• Problem statement
Write out each record below, word for word.
:: Source material
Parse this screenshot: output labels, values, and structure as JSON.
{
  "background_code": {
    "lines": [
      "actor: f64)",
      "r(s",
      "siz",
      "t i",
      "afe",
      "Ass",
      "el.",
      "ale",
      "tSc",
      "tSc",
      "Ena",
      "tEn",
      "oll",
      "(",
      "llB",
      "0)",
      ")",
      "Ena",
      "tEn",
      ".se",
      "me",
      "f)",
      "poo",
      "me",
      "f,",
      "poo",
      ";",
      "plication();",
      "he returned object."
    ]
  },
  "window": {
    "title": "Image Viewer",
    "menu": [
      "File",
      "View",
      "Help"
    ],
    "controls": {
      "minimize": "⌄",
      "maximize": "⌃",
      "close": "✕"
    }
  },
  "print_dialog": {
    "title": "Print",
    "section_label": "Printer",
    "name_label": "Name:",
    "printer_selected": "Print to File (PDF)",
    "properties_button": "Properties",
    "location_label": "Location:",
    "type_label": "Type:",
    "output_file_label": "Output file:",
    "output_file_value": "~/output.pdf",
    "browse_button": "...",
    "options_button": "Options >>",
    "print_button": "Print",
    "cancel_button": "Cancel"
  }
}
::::
• Exercise result
Parse this screenshot: output labels, values, and structure as JSON.
{
  "background_code": {
    "lines": [
      "actor: f64)",
      "r(s",
      "siz",
      "t i",
      "afe",
      "Ass",
      "el.",
      "ale",
      "tSc",
      "tSc",
      "Ena",
      "tEn",
      "oll",
      "(",
      "llB",
      "0)",
      ")",
      "Ena",
      "tEn",
      ".se",
      "me",
      "f)",
      "poo",
      "me",
      "f,",
      "poo",
      ";",
      "plication();",
      "he returned object."
    ]
  },
  "window": {
    "title": "Image Viewer",
    "menu": [
      "File",
      "View",
      "Help"
    ],
    "controls": {
      "minimize": "⌄",
      "maximize": "⌃",
      "close": "✕"
    }
  },
  "print_dialog": {
    "title": "Print",
    "section_label": "Printer",
    "name_label": "Name:",
    "printer_selected": "Print to File (PDF)",
    "properties_button": "Properties",
    "location_label": "Location:",
    "type_label": "Type:",
    "output_file_label": "Output file:",
    "output_file_value": "~/output.pdf",
    "browse_button": "...",
    "options_button": "Options >>",
    "print_button": "Print",
    "cancel_button": "Cancel"
  }
}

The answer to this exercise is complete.